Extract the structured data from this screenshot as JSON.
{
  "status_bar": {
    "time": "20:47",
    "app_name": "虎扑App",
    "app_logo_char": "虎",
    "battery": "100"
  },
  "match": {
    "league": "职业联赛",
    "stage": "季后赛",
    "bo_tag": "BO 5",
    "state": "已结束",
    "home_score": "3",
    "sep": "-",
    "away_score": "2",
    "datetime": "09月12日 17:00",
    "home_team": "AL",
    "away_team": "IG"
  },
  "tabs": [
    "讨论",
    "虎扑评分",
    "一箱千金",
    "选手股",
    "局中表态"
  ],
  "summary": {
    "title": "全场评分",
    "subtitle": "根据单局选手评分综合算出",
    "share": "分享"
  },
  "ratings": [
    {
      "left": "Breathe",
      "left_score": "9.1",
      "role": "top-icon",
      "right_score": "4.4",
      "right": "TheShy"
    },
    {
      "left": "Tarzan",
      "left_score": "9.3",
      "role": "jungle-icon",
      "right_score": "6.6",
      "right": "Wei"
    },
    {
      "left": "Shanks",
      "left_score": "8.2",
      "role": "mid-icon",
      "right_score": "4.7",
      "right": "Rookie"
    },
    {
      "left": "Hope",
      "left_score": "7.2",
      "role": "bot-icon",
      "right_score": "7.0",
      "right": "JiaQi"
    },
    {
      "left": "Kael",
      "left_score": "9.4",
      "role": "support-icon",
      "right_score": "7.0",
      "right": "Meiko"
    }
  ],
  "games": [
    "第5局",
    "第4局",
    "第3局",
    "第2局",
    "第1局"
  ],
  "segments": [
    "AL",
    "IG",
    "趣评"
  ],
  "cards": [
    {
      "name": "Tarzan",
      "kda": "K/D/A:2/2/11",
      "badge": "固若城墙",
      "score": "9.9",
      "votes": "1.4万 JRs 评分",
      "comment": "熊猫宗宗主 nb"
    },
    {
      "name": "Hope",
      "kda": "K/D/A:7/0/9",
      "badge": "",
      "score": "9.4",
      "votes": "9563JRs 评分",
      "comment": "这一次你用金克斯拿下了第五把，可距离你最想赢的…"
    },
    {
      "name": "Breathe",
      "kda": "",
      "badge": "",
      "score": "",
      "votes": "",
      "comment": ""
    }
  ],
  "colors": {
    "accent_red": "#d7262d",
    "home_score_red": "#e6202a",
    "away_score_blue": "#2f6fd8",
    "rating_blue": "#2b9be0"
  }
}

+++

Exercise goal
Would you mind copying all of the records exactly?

The answer
Extract the structured data from this screenshot as JSON.
{
  "status_bar": {
    "time": "20:47",
    "app_name": "虎扑App",
    "app_logo_char": "虎",
    "battery": "100"
  },
  "match": {
    "league": "职业联赛",
    "stage": "季后赛",
    "bo_tag": "BO 5",
    "state": "已结束",
    "home_score": "3",
    "sep": "-",
    "away_score": "2",
    "datetime": "09月12日 17:00",
    "home_team": "AL",
    "away_team": "IG"
  },
  "tabs": [
    "讨论",
    "虎扑评分",
    "一箱千金",
    "选手股",
    "局中表态"
  ],
  "summary": {
    "title": "全场评分",
    "subtitle": "根据单局选手评分综合算出",
    "share": "分享"
  },
  "ratings": [
    {
      "left": "Breathe",
      "left_score": "9.1",
      "role": "top-icon",
      "right_score": "4.4",
      "right": "TheShy"
    },
    {
      "left": "Tarzan",
      "left_score": "9.3",
      "role": "jungle-icon",
      "right_score": "6.6",
      "right": "Wei"
    },
    {
      "left": "Shanks",
      "left_score": "8.2",
      "role": "mid-icon",
      "right_score": "4.7",
      "right": "Rookie"
    },
    {
      "left": "Hope",
      "left_score": "7.2",
      "role": "bot-icon",
      "right_score": "7.0",
      "right": "JiaQi"
    },
    {
      "left": "Kael",
      "left_score": "9.4",
      "role": "support-icon",
      "right_score": "7.0",
      "right": "Meiko"
    }
  ],
  "games": [
    "第5局",
    "第4局",
    "第3局",
    "第2局",
    "第1局"
  ],
  "segments": [
    "AL",
    "IG",
    "趣评"
  ],
  "cards": [
    {
      "name": "Tarzan",
      "kda": "K/D/A:2/2/11",
      "badge": "固若城墙",
      "score": "9.9",
      "votes": "1.4万 JRs 评分",
      "comment": "熊猫宗宗主 nb"
    },
    {
      "name": "Hope",
      "kda": "K/D/A:7/0/9",
      "badge": "",
      "score": "9.4",
      "votes": "9563JRs 评分",
      "comment": "这一次你用金克斯拿下了第五把，可距离你最想赢的…"
    },
    {
      "name": "Breathe",
      "kda": "",
      "badge": "",
      "score": "",
      "votes": "",
      "comment": ""
    }
  ],
  "colors": {
    "accent_red": "#d7262d",
    "home_score_red": "#e6202a",
    "away_score_blue": "#2f6fd8",
    "rating_blue": "#2b9be0"
  }
}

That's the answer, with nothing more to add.